Creative Community For Peace honors Eugene Levy and other entertainment industry leaders amid talk of rising antisemitism
The anti-BDS group tries to introduce Hollywood professionals to Israel, as well as connect Black and Jewish entertainers.
Servers passed hors d’oeuvres and Moscow Mules to 500 people who were milling about in a Beverly Hills backyard last night, as a DJ cranked tunes including one of Taylor Swift’s newest singles, “Anti-Hero.” The crowd had gathered to celebrate Creative Community for Peace (CCFP) a nonprofit that mobilizes prominent members of the entertainment community to oppose boycotts of Israel and promote arts as a bridge to peace.
The gala honored several industry leaders with CCFP’s Ambassadors of Peace Award: Actor and “Schitt’s Creek” co-creator Eugene Levy; Darren Star, an award-winning writer, creator and executive producer of shows such as “Sex & the City” and “Emily in Paris”; Brandon Goodman and Danny Rukasin, co-founders of talent agency Best Friends Music; songwriter and producer Autumn Rowe; and David Zedeck, the co-head of global music at the United Talent Agency.
The event was catered by The Milky Way, the dairy kosher restaurant in the Pico-Robertson neighborhood of Los Angeles owned by Steven Spielberg’s late mother, and guests chatted in Hebrew and English about their new projects as well as the rise of antisemitism — including the recent series of comments by Kanye West.
“As a writer, I strive to tell stories that affirm our individuality, expose prejudice, and illuminate our shared humanity,” Star said in a speech. “And as a Jew in this country right now, at this frightening time, I feel there is no more important moment to affirm and take pride in my own Jewish identity.”
After joking about how his name had been misspelled on the monitor, Levy also addressed hate in his speech, recalling how he had faced antisemitism in high school.
“If you can actually get people to a point of feeling shame for their own despicable thoughts and actions, or for following the despicable thoughts and actions of others, then that can be a giant first step in turning heads, and eventually in eradicating hatred and bigotry,” he said. “So one of the things we can do in the entertainment industry is try and show those people what the other side can look like through the stories that we tell, what a world without bigotry can look like.”
CCFP hosts events, organizes trips to Israel for entertainment industry executives, creates coalitions — it helped launch the Black Jewish Entertainment Alliance (BJEA) — and serves as a resource for managers and agents whose clients may come under fire for booking concerts or other events in Israel.
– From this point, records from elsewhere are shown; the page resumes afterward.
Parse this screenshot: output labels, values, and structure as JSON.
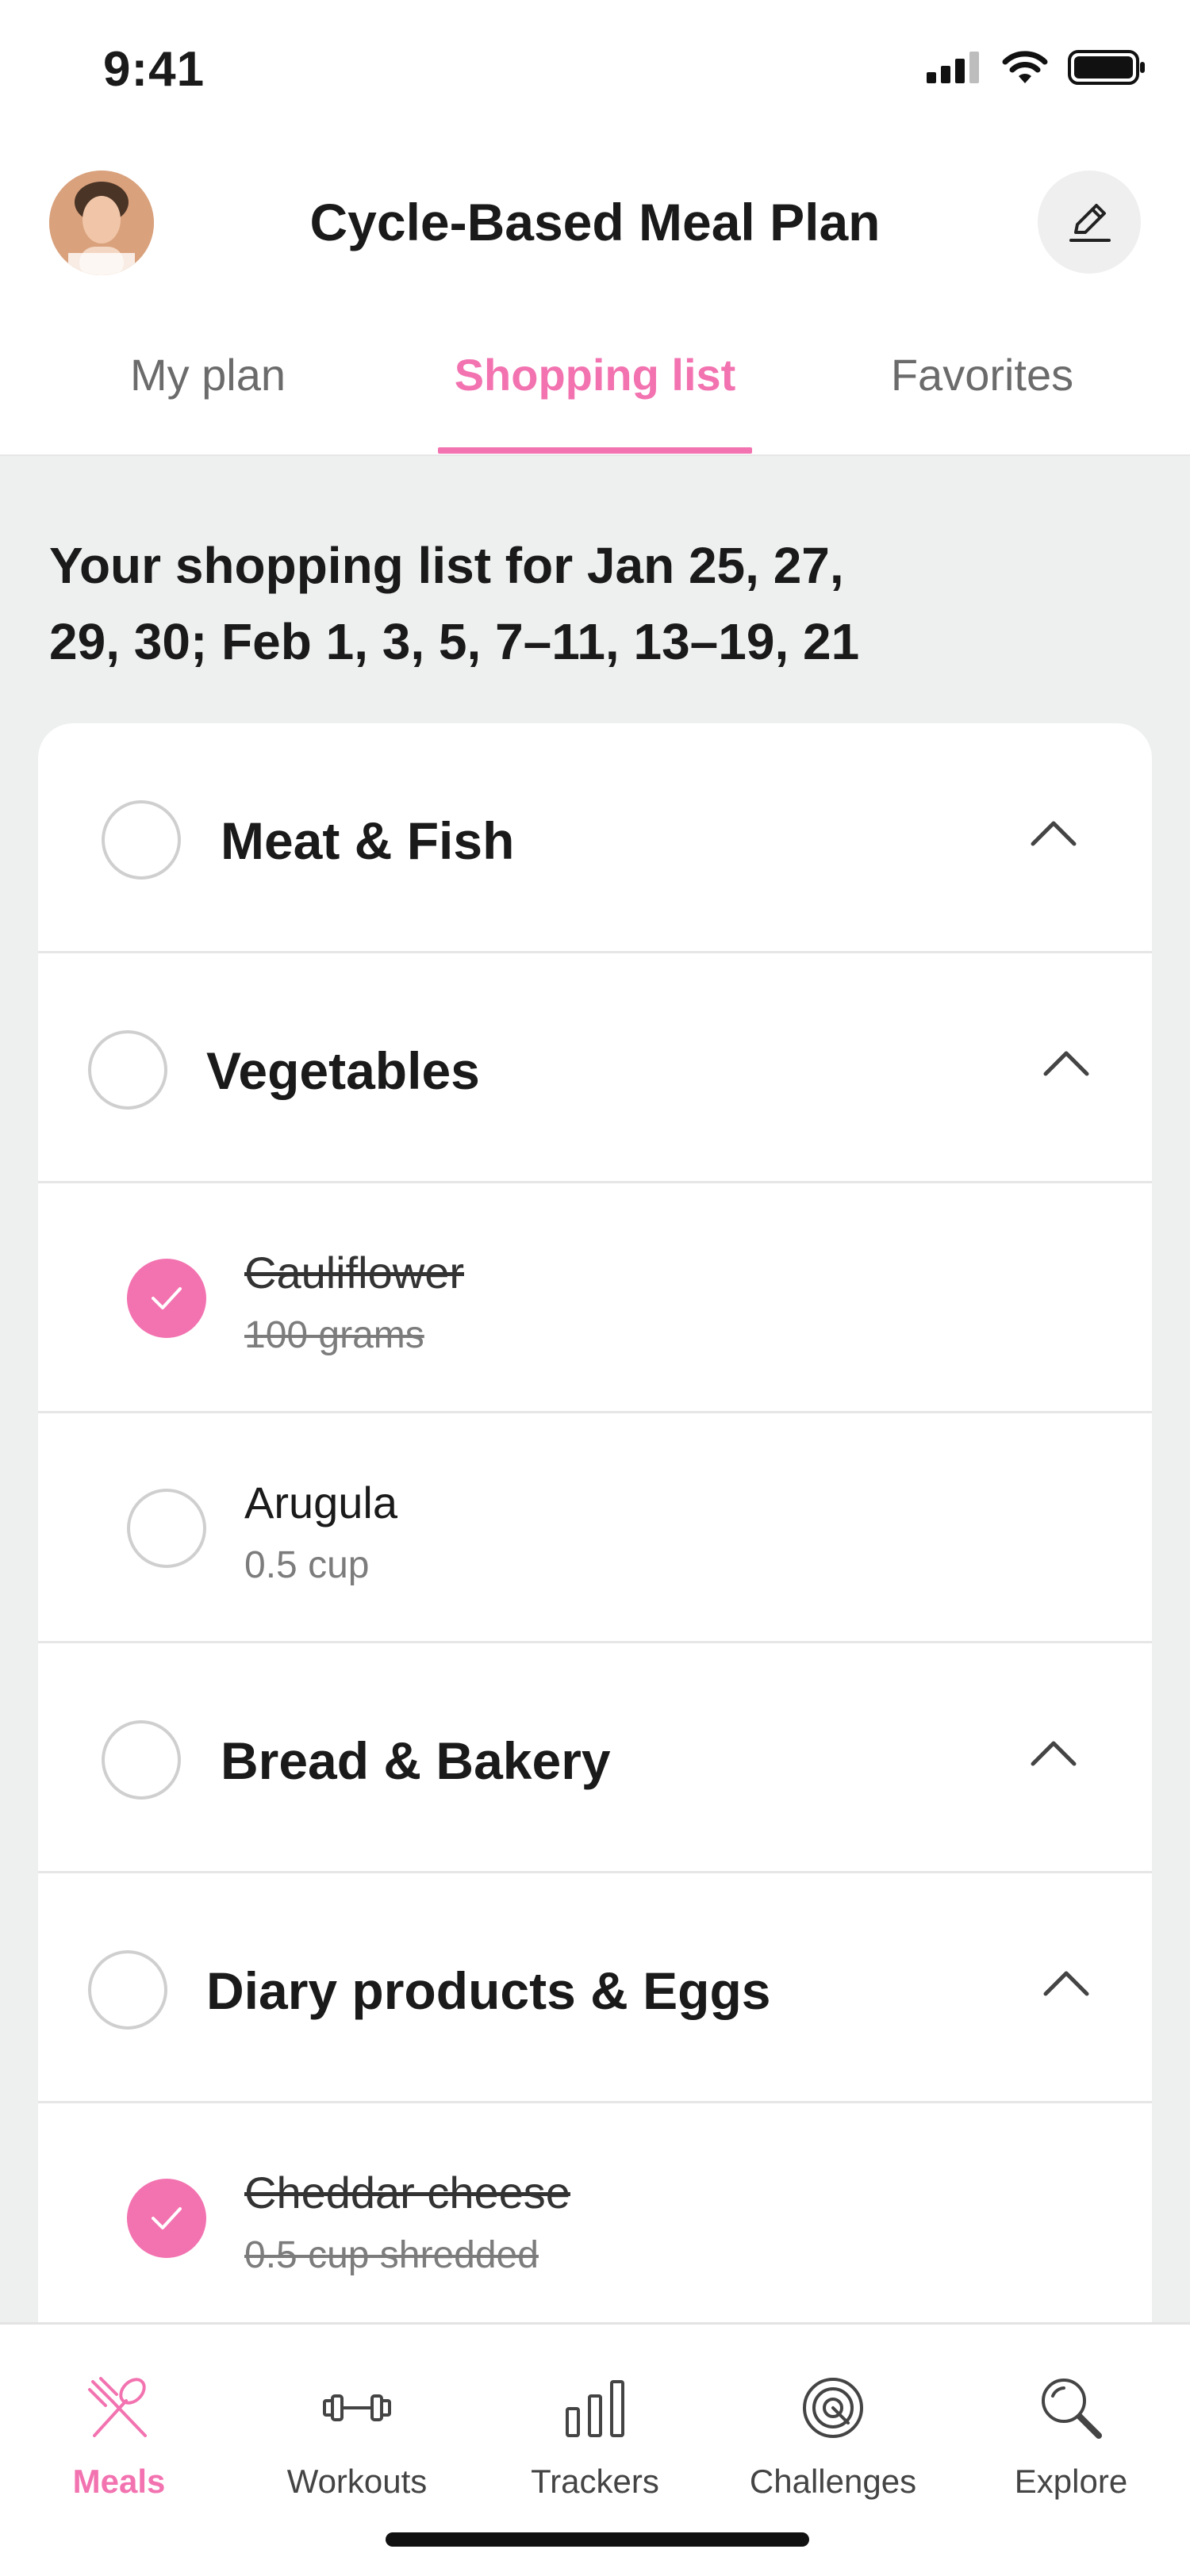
{
  "status_bar": {
    "time": "9:41",
    "icons": [
      "signal-icon",
      "wifi-icon",
      "battery-icon"
    ]
  },
  "header": {
    "title": "Cycle-Based Meal Plan",
    "avatar_icon": "avatar",
    "edit_icon": "edit-icon"
  },
  "tabs": [
    {
      "label": "My plan",
      "active": false
    },
    {
      "label": "Shopping list",
      "active": true
    },
    {
      "label": "Favorites",
      "active": false
    }
  ],
  "shopping": {
    "heading_line1": "Your shopping list for Jan 25, 27,",
    "heading_line2": "29, 30; Feb 1, 3, 5, 7–11, 13–19, 21",
    "categories": {
      "meat": {
        "label": "Meat & Fish",
        "expanded": true
      },
      "vegetables": {
        "label": "Vegetables",
        "expanded": true
      },
      "bread": {
        "label": "Bread & Bakery",
        "expanded": true
      },
      "dairy": {
        "label": "Diary products & Eggs",
        "expanded": true
      }
    },
    "items": {
      "cauliflower": {
        "name": "Cauliflower",
        "qty": "100 grams",
        "checked": true
      },
      "arugula": {
        "name": "Arugula",
        "qty": "0.5 cup",
        "checked": false
      },
      "cheddar": {
        "name": "Cheddar cheese",
        "qty": "0.5 cup shredded",
        "checked": true
      }
    }
  },
  "bottom_nav": [
    {
      "label": "Meals",
      "icon": "fork-spoon-icon",
      "active": true
    },
    {
      "label": "Workouts",
      "icon": "dumbbell-icon",
      "active": false
    },
    {
      "label": "Trackers",
      "icon": "bar-chart-icon",
      "active": false
    },
    {
      "label": "Challenges",
      "icon": "target-icon",
      "active": false
    },
    {
      "label": "Explore",
      "icon": "search-icon",
      "active": false
    }
  ],
  "colors": {
    "accent": "#f273b0",
    "background": "#eeefef"
  }
}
The group’s Israel trips were suspended during the pandemic and are set to resume in the spring. Because CCFP is an apolitical organization, its trips strive to provide a balanced view of the discourse surrounding the Israeli-Palestinian conflict by encouraging entertainers to see Israel for themselves. The organization’s goal on the trips is to “maximize the opportunities” to do so, Ari Ingel, CCFP’s director, told eJewishPhilanthropy. One trip was organized around attending the Eurovision competition in Tel Aviv in 2019, while another brought songwriters from the United States to meet for a “writing camp” with their Israeli peers.
The organization also spearheaded a letter this month against boycotting Tel Aviv’s LGBTQ Film Festival, signed by more than 200 celebrities including Mila Kunis, Mayim Bialik and Neil Patrick Harris.
The BJEA, which has an executive board that’s half-Black and half-Jewish, has experienced a swell of visibility recently, in light of antisemitic comments made by Kanye West and a namedrop during “Saturday Night Live’s” Weekend Update. Invoking the legacy of Rabbi Abraham Joshua Heschel and Martin Luther King, signatories “pledge to work to bring our two communities together in solidarity, to support one another in our struggles, and to better understand each other’s plight and narratives. The Jewish community must continue to speak out against racial injustice and work to effect change, while the Black community must continue to speak out against all forms of antisemitism.”
The Ambassadors of Peace event generates about half of CCFP’s annual budget, which hovers between $800,000 and $1 million, co-founder David Renzer, the former CEO and chairman of Universal Music Publishing, told eJP. CCFP’s supporters include Shari Redstone, the Blavatnik Family Foundation and entertainment mogul Haim Saban, who sponsored the award that went to Zedeck on Wednesday night.
“Our red line is we don’t believe that boycotts are the solution,” Renzer told eJP in advance of the event. “We talk about that openly. Cultural boycotts are not the solution. In fact, it’s the opposite, right? Let’s use the power of culture and the arts to actually do something positive and bring people together.”
Variety was a media sponsor of the event, and its executive music editor, Shirley Halperin, who is Israeli, was present to support the organization and for “cheerleading our own projects covering Israel and the intersection of Judaism and entertainment,” she told eJP at the event. The forthcoming April 2023 issue of Variety will be a special issue, featuring Israeli entertainment — “cover to cover,” Halperin said.